YOUR GOAL:
From the records that follow, copy every line that contains the word "name".

PROVIDED INFORMATION:
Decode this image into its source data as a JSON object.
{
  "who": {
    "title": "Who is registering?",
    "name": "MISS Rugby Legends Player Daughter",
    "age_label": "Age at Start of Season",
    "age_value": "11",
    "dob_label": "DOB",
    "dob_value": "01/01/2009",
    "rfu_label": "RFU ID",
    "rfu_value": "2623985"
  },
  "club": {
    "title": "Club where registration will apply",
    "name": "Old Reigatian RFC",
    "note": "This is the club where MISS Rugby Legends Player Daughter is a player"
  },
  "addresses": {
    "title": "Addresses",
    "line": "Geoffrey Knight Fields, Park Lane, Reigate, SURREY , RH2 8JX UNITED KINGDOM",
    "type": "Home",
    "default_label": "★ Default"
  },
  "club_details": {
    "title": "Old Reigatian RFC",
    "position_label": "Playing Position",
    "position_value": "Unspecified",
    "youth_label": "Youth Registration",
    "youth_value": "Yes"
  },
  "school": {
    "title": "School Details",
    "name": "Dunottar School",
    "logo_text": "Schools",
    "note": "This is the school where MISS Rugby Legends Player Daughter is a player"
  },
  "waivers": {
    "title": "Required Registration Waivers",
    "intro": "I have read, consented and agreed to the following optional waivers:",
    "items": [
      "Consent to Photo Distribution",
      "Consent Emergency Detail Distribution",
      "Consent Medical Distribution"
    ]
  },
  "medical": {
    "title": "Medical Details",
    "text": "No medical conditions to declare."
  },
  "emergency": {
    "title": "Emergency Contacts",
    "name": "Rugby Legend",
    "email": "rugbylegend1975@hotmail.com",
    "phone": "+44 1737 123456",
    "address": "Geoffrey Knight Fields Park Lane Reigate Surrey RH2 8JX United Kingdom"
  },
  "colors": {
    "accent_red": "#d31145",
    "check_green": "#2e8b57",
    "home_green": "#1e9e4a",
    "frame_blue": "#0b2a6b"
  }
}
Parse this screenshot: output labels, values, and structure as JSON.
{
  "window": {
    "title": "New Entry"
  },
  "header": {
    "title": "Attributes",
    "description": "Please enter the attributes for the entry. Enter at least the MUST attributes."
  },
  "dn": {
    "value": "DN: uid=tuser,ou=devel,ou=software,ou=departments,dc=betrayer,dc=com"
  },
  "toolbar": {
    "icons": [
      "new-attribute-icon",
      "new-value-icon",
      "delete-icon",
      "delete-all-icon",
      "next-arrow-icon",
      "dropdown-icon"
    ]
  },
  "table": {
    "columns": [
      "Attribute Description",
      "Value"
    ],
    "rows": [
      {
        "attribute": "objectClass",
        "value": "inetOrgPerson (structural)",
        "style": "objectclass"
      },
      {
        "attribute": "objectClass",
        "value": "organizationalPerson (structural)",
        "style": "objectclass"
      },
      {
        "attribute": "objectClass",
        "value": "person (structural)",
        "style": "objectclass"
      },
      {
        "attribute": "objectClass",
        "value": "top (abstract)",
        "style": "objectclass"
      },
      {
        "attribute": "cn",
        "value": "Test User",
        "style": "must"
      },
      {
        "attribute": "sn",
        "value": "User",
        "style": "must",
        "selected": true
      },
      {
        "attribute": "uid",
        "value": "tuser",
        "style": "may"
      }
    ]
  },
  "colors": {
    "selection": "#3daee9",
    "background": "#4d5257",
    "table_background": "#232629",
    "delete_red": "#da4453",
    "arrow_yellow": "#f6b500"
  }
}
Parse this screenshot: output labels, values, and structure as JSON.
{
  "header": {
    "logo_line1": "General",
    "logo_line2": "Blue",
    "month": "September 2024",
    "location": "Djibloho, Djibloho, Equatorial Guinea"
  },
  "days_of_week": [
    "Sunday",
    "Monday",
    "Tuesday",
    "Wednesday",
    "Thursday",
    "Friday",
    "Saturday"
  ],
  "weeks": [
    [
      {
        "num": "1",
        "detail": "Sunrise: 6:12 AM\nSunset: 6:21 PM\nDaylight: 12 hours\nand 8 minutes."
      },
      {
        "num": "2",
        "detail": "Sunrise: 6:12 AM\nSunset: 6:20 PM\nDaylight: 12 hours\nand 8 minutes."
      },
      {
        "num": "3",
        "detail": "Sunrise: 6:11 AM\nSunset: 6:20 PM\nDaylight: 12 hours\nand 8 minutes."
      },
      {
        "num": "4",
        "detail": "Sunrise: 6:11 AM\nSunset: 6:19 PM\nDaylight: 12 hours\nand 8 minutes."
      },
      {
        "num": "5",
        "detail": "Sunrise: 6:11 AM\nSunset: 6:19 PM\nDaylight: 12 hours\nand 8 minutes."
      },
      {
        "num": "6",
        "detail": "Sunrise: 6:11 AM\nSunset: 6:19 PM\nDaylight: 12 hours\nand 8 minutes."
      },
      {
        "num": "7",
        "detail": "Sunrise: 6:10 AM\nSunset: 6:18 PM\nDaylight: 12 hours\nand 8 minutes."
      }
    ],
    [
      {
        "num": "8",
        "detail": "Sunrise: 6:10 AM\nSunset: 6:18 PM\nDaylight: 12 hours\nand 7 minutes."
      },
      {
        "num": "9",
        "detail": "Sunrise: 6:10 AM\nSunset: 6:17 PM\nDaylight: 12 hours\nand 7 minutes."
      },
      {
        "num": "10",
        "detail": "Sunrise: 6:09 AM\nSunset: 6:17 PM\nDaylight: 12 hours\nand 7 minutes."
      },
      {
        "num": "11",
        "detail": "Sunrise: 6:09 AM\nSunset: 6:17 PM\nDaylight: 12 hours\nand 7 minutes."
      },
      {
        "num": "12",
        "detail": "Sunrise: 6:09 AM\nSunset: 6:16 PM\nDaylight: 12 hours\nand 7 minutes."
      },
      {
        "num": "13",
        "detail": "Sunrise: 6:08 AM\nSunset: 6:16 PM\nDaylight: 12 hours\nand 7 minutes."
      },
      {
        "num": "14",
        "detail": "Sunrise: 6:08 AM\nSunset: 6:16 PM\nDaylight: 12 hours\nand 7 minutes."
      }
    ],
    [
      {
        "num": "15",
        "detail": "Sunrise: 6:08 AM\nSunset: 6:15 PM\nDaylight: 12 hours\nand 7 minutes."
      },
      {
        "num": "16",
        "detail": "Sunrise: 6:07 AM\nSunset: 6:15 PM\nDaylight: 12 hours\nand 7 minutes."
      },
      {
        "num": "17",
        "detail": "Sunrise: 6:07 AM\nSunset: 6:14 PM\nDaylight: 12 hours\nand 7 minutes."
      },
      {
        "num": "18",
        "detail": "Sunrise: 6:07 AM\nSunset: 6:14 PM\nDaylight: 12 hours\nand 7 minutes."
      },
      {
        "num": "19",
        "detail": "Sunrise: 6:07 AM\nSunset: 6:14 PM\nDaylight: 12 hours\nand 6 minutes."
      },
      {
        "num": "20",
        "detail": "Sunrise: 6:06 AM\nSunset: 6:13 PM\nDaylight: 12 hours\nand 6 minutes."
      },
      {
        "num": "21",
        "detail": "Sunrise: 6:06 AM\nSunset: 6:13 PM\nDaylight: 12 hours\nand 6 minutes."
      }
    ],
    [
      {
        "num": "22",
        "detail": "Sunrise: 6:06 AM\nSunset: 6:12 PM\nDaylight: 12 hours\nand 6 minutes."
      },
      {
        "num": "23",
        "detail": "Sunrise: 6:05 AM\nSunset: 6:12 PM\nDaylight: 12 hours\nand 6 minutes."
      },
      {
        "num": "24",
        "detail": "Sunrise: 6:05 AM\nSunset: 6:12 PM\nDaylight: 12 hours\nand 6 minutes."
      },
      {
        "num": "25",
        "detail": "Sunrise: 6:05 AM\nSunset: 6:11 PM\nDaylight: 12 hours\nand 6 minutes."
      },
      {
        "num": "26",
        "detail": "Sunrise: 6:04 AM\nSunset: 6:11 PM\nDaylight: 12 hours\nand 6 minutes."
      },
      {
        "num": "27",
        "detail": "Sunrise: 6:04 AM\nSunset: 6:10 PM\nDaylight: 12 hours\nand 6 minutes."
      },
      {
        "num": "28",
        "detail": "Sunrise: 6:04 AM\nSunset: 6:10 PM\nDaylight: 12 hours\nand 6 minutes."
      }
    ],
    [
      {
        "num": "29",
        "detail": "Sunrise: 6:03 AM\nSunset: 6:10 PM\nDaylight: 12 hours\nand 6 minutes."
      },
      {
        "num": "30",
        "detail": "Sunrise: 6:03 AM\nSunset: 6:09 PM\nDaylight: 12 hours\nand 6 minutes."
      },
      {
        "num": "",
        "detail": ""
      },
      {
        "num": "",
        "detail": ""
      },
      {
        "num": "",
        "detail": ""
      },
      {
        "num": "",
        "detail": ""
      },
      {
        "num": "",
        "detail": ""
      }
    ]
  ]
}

THE ANSWER:
    "name": "MISS Rugby Legends Player Daughter",
    "name": "Old Reigatian RFC",
    "name": "Dunottar School",
    "name": "Rugby Legend",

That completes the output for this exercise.